Re: [RedHotJazz] Re: Tommy Ladnier (was re: Hughes Panassie}
There was a brief moment when I and a few others thought that Ornette and
Don would lead the way out of the impasse between tradition and moving
sensibly on. About the time of "Empty Foxhole".
There were other players, too - Ray Bryant, Tommy Flanagan, Clifford Brown,
Fathead Newman, Junior Mance, and others - who gave us hope..
Something happened to short circuit the movement.
Seems the only levels at which the traditions have been preserved are in the
churches and their disciples (Aretha, et al),and, to a lesser extent, the
blues - although those who have succeeded Muddy, Wolf, Berry, Dixon and
Little Walter seem to be pale and limp keepers of the flame.
I feel strongly that the music that captured our ageing hearts has a use-by
date - that the qualities that captivated us have changed to the point where
we can no longer respond with enthusiasm.
Also - I often reflect that if I started to play my 78s, LPs, tapes and CDs
tomorrow, for eight hours a day, I'd only get half way through before I
karked it! Like trying to have a pint in every pub in the U.K.!
About Mezz - One afternoon, 'way back, I was alone in the Jazz Journal
office. My boss, Sinclair Traill, was off having lunch at Lord's or some
such. The phone rang. "Hello, Jazz Journal", I said. A heavy American voice
asked me if Sinclair was there. No, he's out.
"OK - can you tell him Mezzrow called?"
And he hung up, before I could say "Hey, Mezz, it's me, Tony Standish, and I
loved your book!".
I went around for weeks telling my mates how I spoke to Mezz!
----- Original Message -----
From: "David Brown" <johnhaleysims@...>
Sent: Thursday, July 03, 2008 5:58 PM
Subject: RE: [RedHotJazz] Re: Tommy Ladnier (was re: Hughes Panassie}
>I always think it better -- more constructive -- to exchange enthusiasms
> rather than animosities. Bests rather than worsts.
> I used the term 'the arrogance of pontificating from a position of
> ignorance' earlier this week in reference to H.P. but I feel it also
> too often on this list.
> Also this week I extolled the beautiful, emotive blues playing of Ornette
> and Don Cherry in 1959.
> Bruce.
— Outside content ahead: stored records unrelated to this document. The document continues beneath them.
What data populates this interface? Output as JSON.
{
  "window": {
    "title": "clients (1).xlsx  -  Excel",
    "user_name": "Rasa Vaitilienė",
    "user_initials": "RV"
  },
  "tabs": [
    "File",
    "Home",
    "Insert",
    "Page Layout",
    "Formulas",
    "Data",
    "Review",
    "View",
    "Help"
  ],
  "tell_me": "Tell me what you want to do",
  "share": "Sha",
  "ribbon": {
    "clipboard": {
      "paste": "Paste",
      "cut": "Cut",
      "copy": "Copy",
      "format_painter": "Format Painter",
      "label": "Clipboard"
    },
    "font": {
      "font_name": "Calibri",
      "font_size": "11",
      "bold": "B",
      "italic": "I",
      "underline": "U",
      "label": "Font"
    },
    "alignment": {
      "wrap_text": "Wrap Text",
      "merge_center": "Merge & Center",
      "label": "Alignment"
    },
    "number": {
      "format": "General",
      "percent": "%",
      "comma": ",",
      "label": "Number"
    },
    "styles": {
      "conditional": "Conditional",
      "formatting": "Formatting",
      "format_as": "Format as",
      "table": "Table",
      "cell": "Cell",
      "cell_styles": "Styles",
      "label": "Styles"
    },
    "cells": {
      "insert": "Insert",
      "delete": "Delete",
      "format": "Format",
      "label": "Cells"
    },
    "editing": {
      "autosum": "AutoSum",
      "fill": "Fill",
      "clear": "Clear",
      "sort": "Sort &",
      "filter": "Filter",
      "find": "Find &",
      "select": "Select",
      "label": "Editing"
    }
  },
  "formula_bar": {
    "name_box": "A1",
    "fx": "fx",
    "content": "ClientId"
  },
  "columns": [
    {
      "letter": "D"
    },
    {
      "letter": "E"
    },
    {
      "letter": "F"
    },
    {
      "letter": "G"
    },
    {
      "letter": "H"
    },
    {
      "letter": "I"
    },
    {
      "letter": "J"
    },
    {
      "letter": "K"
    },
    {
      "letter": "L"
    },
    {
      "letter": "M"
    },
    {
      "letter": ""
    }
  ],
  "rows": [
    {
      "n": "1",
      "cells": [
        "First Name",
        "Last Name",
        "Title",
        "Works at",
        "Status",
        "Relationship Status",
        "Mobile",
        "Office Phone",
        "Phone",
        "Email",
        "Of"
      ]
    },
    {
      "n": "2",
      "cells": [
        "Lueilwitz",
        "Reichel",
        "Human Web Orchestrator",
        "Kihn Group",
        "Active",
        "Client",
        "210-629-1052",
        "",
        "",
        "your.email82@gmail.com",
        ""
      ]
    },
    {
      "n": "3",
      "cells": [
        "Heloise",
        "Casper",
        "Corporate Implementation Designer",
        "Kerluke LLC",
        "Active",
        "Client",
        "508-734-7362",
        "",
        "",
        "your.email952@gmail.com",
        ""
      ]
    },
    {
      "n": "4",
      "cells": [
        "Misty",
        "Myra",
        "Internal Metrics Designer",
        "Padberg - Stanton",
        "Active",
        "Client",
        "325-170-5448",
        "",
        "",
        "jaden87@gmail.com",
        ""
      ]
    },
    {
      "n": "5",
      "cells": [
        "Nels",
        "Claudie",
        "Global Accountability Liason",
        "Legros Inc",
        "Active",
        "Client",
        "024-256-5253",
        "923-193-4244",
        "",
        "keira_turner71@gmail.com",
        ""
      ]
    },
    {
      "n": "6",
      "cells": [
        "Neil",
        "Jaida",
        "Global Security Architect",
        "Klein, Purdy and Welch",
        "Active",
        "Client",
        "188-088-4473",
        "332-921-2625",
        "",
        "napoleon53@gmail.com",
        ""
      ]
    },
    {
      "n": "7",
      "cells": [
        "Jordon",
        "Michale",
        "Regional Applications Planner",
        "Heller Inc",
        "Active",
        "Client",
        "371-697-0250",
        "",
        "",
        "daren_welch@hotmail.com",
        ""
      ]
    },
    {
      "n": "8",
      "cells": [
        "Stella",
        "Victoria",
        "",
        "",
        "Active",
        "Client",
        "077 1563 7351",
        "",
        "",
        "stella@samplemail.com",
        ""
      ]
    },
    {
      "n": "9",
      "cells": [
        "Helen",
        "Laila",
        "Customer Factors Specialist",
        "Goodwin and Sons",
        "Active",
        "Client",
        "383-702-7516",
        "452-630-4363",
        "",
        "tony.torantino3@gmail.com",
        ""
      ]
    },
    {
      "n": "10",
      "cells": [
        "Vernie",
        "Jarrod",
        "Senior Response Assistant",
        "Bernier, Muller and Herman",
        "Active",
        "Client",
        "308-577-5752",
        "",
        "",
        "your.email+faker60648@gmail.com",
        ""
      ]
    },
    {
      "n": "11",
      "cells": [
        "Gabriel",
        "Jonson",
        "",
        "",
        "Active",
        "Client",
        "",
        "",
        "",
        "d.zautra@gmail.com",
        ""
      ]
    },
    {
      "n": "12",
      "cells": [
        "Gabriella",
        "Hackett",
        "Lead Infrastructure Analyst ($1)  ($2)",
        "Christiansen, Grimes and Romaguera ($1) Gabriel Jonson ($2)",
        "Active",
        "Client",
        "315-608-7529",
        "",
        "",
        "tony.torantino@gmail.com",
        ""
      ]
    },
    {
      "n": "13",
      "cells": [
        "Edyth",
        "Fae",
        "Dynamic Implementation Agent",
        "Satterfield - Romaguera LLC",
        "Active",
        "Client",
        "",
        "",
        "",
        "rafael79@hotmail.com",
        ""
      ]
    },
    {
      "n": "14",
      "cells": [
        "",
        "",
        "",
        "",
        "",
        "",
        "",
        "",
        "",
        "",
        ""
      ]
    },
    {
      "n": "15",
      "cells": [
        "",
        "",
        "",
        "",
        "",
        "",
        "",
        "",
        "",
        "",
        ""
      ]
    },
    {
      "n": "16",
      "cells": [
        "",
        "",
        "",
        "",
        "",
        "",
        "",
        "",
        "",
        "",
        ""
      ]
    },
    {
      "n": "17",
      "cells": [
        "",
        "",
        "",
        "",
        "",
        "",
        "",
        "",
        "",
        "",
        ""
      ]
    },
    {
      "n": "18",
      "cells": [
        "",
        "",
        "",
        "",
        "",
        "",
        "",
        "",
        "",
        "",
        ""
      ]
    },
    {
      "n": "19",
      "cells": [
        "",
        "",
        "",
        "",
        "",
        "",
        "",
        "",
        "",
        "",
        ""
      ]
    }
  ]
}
Listen to 'Turnaround' and then give us your reasons for finding
> Ornette 'the worst saxophone player ever to record with a jazz group'.
> Gratuitous, unfounded and unsubstantiated invective is what we need to
> Let's also try to seek and discuss the best things in Mezz -- as I
> we have already done -- and others.
> [Non-text portions of this message have been removed]
> Yahoo! Groups Links
- Growing up in Sweden I met Orjan Kjellin (and Lars Ivar Edegran, p) in 1962 playing in the Imperial Band. This band was modeled on the early American revival bands from the 40's and 50's. They recorded their first titles on Sture Hallstom's Pirate Records. On a pre Katarina visit to New Orleans a few years ago I found a CD issued on GHB BCD-144 with all their 17 recorded titles. These recordings have stood the test of time. How a bunch of Swedish teenagers aged 17-18 could sound almost as good as the 1953 Delmark recordings of Geo Lewis is beyond me.
----- Original Message ----
From: silverleafjb <silverleafjb@...>
Sent: Wednesday, July 2, 2008 6:58:32 PM
Subject: [RedHotJazz] Orange Kellin
Yes, I'm aware that Orange Kellin was born and spent his early years in
Sweden. But, he has spent most of his life in New Orleans playing New
Orleans jazz. Hence, in my mind, he's a New Orleans clarinetist.
BTW, I work and have worked with Orange quite a bit. He was a member of
my Silver Leaf Jazz Band in New Orleans and I work with his group the
New Orleans Blues Serenaders. I will be playing the Edinburgh jazz
festival later this month with Orange.
[Non-text portions of this message have been removed]